#### What needs to be done:
Repeat the entries below exactly and in full.

#### Input data:
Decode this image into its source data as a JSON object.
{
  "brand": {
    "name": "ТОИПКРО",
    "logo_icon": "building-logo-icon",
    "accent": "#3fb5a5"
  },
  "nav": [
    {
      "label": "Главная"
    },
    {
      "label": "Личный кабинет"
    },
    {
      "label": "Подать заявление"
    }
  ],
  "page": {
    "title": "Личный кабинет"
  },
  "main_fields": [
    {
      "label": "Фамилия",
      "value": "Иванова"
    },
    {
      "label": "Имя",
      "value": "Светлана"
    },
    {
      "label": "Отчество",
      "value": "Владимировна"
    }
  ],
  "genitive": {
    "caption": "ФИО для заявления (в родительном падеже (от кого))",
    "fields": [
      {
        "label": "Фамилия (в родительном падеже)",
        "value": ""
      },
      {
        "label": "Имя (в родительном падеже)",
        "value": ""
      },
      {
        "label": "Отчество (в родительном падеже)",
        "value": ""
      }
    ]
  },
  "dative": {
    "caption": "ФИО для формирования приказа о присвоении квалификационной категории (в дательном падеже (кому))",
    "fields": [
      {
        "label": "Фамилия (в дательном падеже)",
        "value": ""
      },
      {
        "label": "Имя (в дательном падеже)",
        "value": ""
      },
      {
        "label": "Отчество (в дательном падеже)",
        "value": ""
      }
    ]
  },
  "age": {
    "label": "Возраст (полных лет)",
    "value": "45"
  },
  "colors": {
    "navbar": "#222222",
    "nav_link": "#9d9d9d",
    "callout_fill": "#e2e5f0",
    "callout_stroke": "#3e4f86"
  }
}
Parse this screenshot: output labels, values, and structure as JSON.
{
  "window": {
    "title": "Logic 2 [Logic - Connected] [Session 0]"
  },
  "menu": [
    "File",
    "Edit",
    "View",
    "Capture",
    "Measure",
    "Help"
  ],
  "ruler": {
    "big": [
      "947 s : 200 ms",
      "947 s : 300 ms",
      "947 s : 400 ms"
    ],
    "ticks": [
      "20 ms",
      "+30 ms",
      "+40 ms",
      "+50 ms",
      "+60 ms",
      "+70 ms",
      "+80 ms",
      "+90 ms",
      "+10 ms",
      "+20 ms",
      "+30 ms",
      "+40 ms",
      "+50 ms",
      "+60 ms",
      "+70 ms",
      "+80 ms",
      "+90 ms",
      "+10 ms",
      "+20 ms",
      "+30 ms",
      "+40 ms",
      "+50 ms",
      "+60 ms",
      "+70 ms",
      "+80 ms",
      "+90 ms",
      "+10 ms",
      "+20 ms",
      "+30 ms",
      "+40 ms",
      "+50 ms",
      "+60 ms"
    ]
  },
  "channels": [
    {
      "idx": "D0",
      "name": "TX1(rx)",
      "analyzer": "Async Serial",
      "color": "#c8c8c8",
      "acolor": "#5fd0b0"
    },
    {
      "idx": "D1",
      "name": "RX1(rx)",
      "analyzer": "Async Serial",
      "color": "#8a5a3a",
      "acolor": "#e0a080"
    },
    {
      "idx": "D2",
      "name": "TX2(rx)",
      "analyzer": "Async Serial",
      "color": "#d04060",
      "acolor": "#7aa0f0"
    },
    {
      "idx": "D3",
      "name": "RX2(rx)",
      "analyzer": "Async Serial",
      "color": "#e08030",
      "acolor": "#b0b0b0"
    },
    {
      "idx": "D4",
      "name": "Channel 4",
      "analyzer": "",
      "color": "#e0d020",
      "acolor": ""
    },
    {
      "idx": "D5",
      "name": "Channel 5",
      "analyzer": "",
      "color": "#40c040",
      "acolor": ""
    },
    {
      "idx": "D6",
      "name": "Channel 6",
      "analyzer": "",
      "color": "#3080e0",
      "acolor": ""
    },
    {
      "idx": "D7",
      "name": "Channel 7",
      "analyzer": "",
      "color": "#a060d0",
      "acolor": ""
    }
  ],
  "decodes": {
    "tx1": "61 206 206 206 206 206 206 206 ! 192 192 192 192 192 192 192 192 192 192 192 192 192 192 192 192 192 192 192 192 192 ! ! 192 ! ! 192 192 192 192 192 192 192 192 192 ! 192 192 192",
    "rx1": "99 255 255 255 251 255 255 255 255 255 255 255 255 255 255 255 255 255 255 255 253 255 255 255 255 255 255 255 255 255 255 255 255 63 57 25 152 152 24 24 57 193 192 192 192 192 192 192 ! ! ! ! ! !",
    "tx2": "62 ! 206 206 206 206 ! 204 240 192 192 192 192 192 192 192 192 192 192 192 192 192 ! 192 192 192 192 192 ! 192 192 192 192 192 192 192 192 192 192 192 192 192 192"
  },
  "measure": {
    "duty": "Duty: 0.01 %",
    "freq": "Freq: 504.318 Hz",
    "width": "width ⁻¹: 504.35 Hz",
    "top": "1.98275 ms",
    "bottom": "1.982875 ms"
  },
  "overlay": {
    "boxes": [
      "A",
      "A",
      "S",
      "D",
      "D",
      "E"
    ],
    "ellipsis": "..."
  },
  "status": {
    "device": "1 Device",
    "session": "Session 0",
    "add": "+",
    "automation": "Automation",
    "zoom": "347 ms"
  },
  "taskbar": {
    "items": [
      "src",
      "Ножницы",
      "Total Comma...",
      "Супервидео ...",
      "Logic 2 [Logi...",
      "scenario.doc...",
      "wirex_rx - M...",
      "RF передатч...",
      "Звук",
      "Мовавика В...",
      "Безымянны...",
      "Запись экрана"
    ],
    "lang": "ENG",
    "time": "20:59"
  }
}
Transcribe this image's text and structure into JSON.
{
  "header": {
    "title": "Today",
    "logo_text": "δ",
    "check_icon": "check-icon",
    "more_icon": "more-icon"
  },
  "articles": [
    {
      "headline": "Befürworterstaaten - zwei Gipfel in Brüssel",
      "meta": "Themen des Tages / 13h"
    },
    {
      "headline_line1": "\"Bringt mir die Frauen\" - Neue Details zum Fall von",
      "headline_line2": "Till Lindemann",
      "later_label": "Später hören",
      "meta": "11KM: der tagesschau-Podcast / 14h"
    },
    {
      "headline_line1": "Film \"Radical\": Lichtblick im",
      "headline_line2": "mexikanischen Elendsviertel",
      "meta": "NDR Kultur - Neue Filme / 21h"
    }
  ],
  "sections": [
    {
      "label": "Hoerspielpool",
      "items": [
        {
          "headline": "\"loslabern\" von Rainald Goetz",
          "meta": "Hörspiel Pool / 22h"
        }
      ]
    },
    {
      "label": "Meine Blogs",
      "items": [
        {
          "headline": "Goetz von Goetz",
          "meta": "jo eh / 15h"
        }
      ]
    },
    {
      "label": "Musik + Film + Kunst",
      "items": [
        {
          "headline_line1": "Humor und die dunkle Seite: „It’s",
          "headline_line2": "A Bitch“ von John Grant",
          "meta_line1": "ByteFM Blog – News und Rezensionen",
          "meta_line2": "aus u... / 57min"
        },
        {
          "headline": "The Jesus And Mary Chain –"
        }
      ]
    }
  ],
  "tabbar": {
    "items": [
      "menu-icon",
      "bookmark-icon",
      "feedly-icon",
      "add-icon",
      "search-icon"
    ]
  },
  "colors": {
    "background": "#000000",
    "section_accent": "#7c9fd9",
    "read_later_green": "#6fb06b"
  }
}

#### Your response:
Decode this image into its source data as a JSON object.
{
  "brand": {
    "name": "ТОИПКРО",
    "logo_icon": "building-logo-icon",
    "accent": "#3fb5a5"
  },
  "nav": [
    {
      "label": "Главная"
    },
    {
      "label": "Личный кабинет"
    },
    {
      "label": "Подать заявление"
    }
  ],
  "page": {
    "title": "Личный кабинет"
  },
  "main_fields": [
    {
      "label": "Фамилия",
      "value": "Иванова"
    },
    {
      "label": "Имя",
      "value": "Светлана"
    },
    {
      "label": "Отчество",
      "value": "Владимировна"
    }
  ],
  "genitive": {
    "caption": "ФИО для заявления (в родительном падеже (от кого))",
    "fields": [
      {
        "label": "Фамилия (в родительном падеже)",
        "value": ""
      },
      {
        "label": "Имя (в родительном падеже)",
        "value": ""
      },
      {
        "label": "Отчество (в родительном падеже)",
        "value": ""
      }
    ]
  },
  "dative": {
    "caption": "ФИО для формирования приказа о присвоении квалификационной категории (в дательном падеже (кому))",
    "fields": [
      {
        "label": "Фамилия (в дательном падеже)",
        "value": ""
      },
      {
        "label": "Имя (в дательном падеже)",
        "value": ""
      },
      {
        "label": "Отчество (в дательном падеже)",
        "value": ""
      }
    ]
  },
  "age": {
    "label": "Возраст (полных лет)",
    "value": "45"
  },
  "colors": {
    "navbar": "#222222",
    "nav_link": "#9d9d9d",
    "callout_fill": "#e2e5f0",
    "callout_stroke": "#3e4f86"
  }
}
Parse this screenshot: output labels, values, and structure as JSON.
{
  "window": {
    "title": "Logic 2 [Logic - Connected] [Session 0]"
  },
  "menu": [
    "File",
    "Edit",
    "View",
    "Capture",
    "Measure",
    "Help"
  ],
  "ruler": {
    "big": [
      "947 s : 200 ms",
      "947 s : 300 ms",
      "947 s : 400 ms"
    ],
    "ticks": [
      "20 ms",
      "+30 ms",
      "+40 ms",
      "+50 ms",
      "+60 ms",
      "+70 ms",
      "+80 ms",
      "+90 ms",
      "+10 ms",
      "+20 ms",
      "+30 ms",
      "+40 ms",
      "+50 ms",
      "+60 ms",
      "+70 ms",
      "+80 ms",
      "+90 ms",
      "+10 ms",
      "+20 ms",
      "+30 ms",
      "+40 ms",
      "+50 ms",
      "+60 ms",
      "+70 ms",
      "+80 ms",
      "+90 ms",
      "+10 ms",
      "+20 ms",
      "+30 ms",
      "+40 ms",
      "+50 ms",
      "+60 ms"
    ]
  },
  "channels": [
    {
      "idx": "D0",
      "name": "TX1(rx)",
      "analyzer": "Async Serial",
      "color": "#c8c8c8",
      "acolor": "#5fd0b0"
    },
    {
      "idx": "D1",
      "name": "RX1(rx)",
      "analyzer": "Async Serial",
      "color": "#8a5a3a",
      "acolor": "#e0a080"
    },
    {
      "idx": "D2",
      "name": "TX2(rx)",
      "analyzer": "Async Serial",
      "color": "#d04060",
      "acolor": "#7aa0f0"
    },
    {
      "idx": "D3",
      "name": "RX2(rx)",
      "analyzer": "Async Serial",
      "color": "#e08030",
      "acolor": "#b0b0b0"
    },
    {
      "idx": "D4",
      "name": "Channel 4",
      "analyzer": "",
      "color": "#e0d020",
      "acolor": ""
    },
    {
      "idx": "D5",
      "name": "Channel 5",
      "analyzer": "",
      "color": "#40c040",
      "acolor": ""
    },
    {
      "idx": "D6",
      "name": "Channel 6",
      "analyzer": "",
      "color": "#3080e0",
      "acolor": ""
    },
    {
      "idx": "D7",
      "name": "Channel 7",
      "analyzer": "",
      "color": "#a060d0",
      "acolor": ""
    }
  ],
  "decodes": {
    "tx1": "61 206 206 206 206 206 206 206 ! 192 192 192 192 192 192 192 192 192 192 192 192 192 192 192 192 192 192 192 192 192 ! ! 192 ! ! 192 192 192 192 192 192 192 192 192 ! 192 192 192",
    "rx1": "99 255 255 255 251 255 255 255 255 255 255 255 255 255 255 255 255 255 255 255 253 255 255 255 255 255 255 255 255 255 255 255 255 63 57 25 152 152 24 24 57 193 192 192 192 192 192 192 ! ! ! ! ! !",
    "tx2": "62 ! 206 206 206 206 ! 204 240 192 192 192 192 192 192 192 192 192 192 192 192 192 ! 192 192 192 192 192 ! 192 192 192 192 192 192 192 192 192 192 192 192 192 192"
  },
  "measure": {
    "duty": "Duty: 0.01 %",
    "freq": "Freq: 504.318 Hz",
    "width": "width ⁻¹: 504.35 Hz",
    "top": "1.98275 ms",
    "bottom": "1.982875 ms"
  },
  "overlay": {
    "boxes": [
      "A",
      "A",
      "S",
      "D",
      "D",
      "E"
    ],
    "ellipsis": "..."
  },
  "status": {
    "device": "1 Device",
    "session": "Session 0",
    "add": "+",
    "automation": "Automation",
    "zoom": "347 ms"
  },
  "taskbar": {
    "items": [
      "src",
      "Ножницы",
      "Total Comma...",
      "Супервидео ...",
      "Logic 2 [Logi...",
      "scenario.doc...",
      "wirex_rx - M...",
      "RF передатч...",
      "Звук",
      "Мовавика В...",
      "Безымянны...",
      "Запись экрана"
    ],
    "lang": "ENG",
    "time": "20:59"
  }
}
Transcribe this image's text and structure into JSON.
{
  "header": {
    "title": "Today",
    "logo_text": "δ",
    "check_icon": "check-icon",
    "more_icon": "more-icon"
  },
  "articles": [
    {
      "headline": "Befürworterstaaten - zwei Gipfel in Brüssel",
      "meta": "Themen des Tages / 13h"
    },
    {
      "headline_line1": "\"Bringt mir die Frauen\" - Neue Details zum Fall von",
      "headline_line2": "Till Lindemann",
      "later_label": "Später hören",
      "meta": "11KM: der tagesschau-Podcast / 14h"
    },
    {
      "headline_line1": "Film \"Radical\": Lichtblick im",
      "headline_line2": "mexikanischen Elendsviertel",
      "meta": "NDR Kultur - Neue Filme / 21h"
    }
  ],
  "sections": [
    {
      "label": "Hoerspielpool",
      "items": [
        {
          "headline": "\"loslabern\" von Rainald Goetz",
          "meta": "Hörspiel Pool / 22h"
        }
      ]
    },
    {
      "label": "Meine Blogs",
      "items": [
        {
          "headline": "Goetz von Goetz",
          "meta": "jo eh / 15h"
        }
      ]
    },
    {
      "label": "Musik + Film + Kunst",
      "items": [
        {
          "headline_line1": "Humor und die dunkle Seite: „It’s",
          "headline_line2": "A Bitch“ von John Grant",
          "meta_line1": "ByteFM Blog – News und Rezensionen",
          "meta_line2": "aus u... / 57min"
        },
        {
          "headline": "The Jesus And Mary Chain –"
        }
      ]
    }
  ],
  "tabbar": {
    "items": [
      "menu-icon",
      "bookmark-icon",
      "feedly-icon",
      "add-icon",
      "search-icon"
    ]
  },
  "colors": {
    "background": "#000000",
    "section_accent": "#7c9fd9",
    "read_later_green": "#6fb06b"
  }
}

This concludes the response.